Competitiveness through ethical behavior

Sustainability and ethical behavior are key factors for attracting Nordic companies to invest and do business in Africa. Ruth Brännvall from Impact Invest, and a part of the CTS team who joined the Zimbabwean and Zambian Chambers annual meetings in June, spoke on competitiveness. Ruth gave an overview and a roadmap forward challenging the chambers to take the lead on addressing sustainability, ethics and corruption. Business should not copy the corrupt behaviors of many governments in Africa and has an important role to show leadership on ethical behavior. One of these challenges has been taken up by the Zambian Chamber of Commerce who are developing a Code of Good Practice on Ethics for themselves for their members.

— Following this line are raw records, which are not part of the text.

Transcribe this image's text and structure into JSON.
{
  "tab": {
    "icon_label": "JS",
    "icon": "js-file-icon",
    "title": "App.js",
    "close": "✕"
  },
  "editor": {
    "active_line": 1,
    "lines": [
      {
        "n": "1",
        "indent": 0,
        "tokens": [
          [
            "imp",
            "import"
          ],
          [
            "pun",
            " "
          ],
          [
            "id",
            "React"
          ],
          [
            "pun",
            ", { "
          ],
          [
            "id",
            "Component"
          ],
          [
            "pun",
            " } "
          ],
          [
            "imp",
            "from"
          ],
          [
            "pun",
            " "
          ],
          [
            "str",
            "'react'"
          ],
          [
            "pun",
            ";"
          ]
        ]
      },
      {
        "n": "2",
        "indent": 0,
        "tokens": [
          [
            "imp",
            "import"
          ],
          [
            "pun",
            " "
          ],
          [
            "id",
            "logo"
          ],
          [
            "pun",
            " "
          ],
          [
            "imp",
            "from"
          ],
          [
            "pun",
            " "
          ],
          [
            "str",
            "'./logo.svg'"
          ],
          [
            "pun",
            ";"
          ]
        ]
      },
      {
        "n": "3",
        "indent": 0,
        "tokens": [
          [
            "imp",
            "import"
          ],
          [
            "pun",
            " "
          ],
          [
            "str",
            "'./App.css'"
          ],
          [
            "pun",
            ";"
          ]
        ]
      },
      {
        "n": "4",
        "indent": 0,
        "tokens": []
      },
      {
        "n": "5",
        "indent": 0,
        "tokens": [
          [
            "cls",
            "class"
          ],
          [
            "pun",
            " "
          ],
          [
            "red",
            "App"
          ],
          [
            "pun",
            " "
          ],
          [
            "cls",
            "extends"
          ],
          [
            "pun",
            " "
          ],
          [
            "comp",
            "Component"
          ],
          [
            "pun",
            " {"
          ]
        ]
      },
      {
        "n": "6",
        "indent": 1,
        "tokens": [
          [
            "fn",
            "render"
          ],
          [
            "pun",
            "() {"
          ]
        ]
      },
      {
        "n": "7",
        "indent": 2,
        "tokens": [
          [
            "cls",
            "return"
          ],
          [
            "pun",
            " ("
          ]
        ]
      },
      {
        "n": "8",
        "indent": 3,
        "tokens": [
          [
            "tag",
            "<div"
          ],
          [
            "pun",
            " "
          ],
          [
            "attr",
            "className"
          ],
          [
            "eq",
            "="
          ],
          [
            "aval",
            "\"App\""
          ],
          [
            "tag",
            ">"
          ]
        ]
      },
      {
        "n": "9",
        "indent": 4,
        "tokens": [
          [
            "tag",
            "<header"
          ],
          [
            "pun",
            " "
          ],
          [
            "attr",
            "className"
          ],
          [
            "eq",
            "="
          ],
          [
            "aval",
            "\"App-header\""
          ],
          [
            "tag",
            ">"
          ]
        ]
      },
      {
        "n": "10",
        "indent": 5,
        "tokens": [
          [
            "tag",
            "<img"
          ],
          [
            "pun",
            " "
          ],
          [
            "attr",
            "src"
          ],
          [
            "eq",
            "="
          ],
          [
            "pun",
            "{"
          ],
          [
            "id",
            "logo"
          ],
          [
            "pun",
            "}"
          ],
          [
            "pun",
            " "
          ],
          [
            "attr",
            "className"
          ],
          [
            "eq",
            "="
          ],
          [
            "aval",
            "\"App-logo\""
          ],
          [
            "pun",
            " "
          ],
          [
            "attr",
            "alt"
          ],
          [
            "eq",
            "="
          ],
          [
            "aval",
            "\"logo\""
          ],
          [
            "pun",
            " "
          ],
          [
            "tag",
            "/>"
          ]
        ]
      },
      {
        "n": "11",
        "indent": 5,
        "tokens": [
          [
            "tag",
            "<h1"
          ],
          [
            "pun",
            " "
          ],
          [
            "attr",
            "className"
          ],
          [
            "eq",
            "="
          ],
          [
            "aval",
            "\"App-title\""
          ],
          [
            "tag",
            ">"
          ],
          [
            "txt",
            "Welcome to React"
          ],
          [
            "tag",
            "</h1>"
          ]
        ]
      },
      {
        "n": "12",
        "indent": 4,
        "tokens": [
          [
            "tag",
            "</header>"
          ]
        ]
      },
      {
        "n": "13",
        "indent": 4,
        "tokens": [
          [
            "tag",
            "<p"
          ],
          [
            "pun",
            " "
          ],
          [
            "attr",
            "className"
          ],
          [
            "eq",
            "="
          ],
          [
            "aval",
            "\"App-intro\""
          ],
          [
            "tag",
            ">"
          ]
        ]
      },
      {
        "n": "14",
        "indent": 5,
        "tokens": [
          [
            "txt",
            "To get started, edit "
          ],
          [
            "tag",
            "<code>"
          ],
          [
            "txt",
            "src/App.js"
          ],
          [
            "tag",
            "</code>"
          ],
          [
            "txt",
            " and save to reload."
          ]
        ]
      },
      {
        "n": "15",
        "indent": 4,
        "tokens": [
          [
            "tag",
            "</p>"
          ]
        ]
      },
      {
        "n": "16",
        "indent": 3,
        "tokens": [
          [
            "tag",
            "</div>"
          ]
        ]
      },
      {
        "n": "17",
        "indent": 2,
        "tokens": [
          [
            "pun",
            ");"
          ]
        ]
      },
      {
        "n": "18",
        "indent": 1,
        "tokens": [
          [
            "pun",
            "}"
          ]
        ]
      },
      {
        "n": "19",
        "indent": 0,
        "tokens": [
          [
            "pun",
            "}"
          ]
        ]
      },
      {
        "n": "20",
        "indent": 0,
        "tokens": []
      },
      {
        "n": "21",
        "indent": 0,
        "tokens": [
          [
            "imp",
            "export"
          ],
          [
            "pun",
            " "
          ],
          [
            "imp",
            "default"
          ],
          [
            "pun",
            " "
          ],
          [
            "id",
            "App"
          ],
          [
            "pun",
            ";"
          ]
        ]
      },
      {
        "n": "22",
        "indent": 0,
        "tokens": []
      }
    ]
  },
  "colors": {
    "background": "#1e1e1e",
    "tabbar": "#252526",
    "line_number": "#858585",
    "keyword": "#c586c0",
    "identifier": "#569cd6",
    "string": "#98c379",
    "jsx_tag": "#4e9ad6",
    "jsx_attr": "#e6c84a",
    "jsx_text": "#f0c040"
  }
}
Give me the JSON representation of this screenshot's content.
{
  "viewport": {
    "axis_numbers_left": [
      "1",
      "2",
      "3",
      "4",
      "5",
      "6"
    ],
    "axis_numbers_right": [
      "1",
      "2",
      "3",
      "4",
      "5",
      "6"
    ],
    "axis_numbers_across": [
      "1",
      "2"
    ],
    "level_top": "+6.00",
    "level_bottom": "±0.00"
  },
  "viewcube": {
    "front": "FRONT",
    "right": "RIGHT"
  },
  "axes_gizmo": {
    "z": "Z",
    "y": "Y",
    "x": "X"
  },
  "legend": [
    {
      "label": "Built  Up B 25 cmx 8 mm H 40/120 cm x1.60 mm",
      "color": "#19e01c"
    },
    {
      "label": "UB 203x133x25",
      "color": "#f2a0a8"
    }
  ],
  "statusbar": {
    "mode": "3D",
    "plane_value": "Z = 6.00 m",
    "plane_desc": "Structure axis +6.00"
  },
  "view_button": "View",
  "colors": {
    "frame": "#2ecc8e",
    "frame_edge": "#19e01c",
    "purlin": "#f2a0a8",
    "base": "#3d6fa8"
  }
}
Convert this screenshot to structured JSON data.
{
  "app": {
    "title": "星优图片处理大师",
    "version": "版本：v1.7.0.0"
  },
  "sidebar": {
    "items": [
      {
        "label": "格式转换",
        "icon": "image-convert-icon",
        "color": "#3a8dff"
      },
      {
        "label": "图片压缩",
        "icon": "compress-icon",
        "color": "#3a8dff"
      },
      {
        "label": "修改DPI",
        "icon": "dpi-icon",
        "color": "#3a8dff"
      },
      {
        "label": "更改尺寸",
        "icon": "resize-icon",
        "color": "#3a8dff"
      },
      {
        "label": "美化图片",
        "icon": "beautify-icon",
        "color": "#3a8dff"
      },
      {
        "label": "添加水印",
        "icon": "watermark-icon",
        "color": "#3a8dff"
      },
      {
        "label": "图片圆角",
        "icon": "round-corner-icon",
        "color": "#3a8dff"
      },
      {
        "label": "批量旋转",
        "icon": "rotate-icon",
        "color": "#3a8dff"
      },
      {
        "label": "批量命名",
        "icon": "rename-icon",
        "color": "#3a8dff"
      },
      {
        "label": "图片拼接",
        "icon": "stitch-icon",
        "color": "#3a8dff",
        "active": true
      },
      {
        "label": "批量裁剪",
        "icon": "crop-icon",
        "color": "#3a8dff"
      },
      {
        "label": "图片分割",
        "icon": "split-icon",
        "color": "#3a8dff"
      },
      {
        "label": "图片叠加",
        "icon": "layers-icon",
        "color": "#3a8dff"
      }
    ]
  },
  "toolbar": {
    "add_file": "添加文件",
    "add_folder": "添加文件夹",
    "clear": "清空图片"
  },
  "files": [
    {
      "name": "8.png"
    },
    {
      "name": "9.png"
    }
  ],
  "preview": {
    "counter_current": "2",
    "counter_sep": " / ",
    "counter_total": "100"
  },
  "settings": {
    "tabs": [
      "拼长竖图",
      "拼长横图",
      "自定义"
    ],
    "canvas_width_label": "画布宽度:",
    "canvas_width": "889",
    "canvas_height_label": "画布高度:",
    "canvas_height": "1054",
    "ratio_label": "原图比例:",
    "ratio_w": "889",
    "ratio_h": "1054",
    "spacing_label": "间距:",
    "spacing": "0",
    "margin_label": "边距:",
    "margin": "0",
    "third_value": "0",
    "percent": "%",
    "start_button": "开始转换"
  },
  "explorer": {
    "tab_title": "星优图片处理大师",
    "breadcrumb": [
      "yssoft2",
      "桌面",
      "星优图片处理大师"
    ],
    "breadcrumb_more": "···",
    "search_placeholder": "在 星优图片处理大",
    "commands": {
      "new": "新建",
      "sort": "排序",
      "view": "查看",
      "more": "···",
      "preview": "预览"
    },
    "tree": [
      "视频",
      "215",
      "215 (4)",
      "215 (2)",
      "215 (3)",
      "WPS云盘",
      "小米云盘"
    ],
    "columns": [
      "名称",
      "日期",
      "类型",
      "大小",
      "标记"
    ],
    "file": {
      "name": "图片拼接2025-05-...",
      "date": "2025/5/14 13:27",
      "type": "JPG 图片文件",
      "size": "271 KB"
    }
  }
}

On important message to individual companies attending the respective chambers AGM is that there is no time to wait for governments to improve the business climate. Ludvig Olsson from Scandinavian Purchasing Group, pointed to several areas which drive competitiveness on a company level such as innovation, value addition, efficient and sustainable production, supply chain logistics, new sources for market intelligence and maybe most importantly to improve management and leadership. Each area is an opportunity for the chambers to deliver both networks and services to their member companies.

Zambia’s Honorable Margaret Mwanakatwe, Minister of Industry, Trade and Commerce, challenged the companies in Zambia to shape up their businesses and become more competitiveness.
“You guys and ladies, have the potential. Actualizing that potential is the real challenge. I encourage you to do a real transformation. Think out of the box. No, throw out the box and think freely! Manufacturing in Zambia contributes to only 3 % of our employment and 8% of our GDP. This, my friends, is not enough.”

CTS are continuing the cooperation with the chambers in Zimbabwe and Zambia throughout the year and will focus on industrial developement, ADR and mentorship.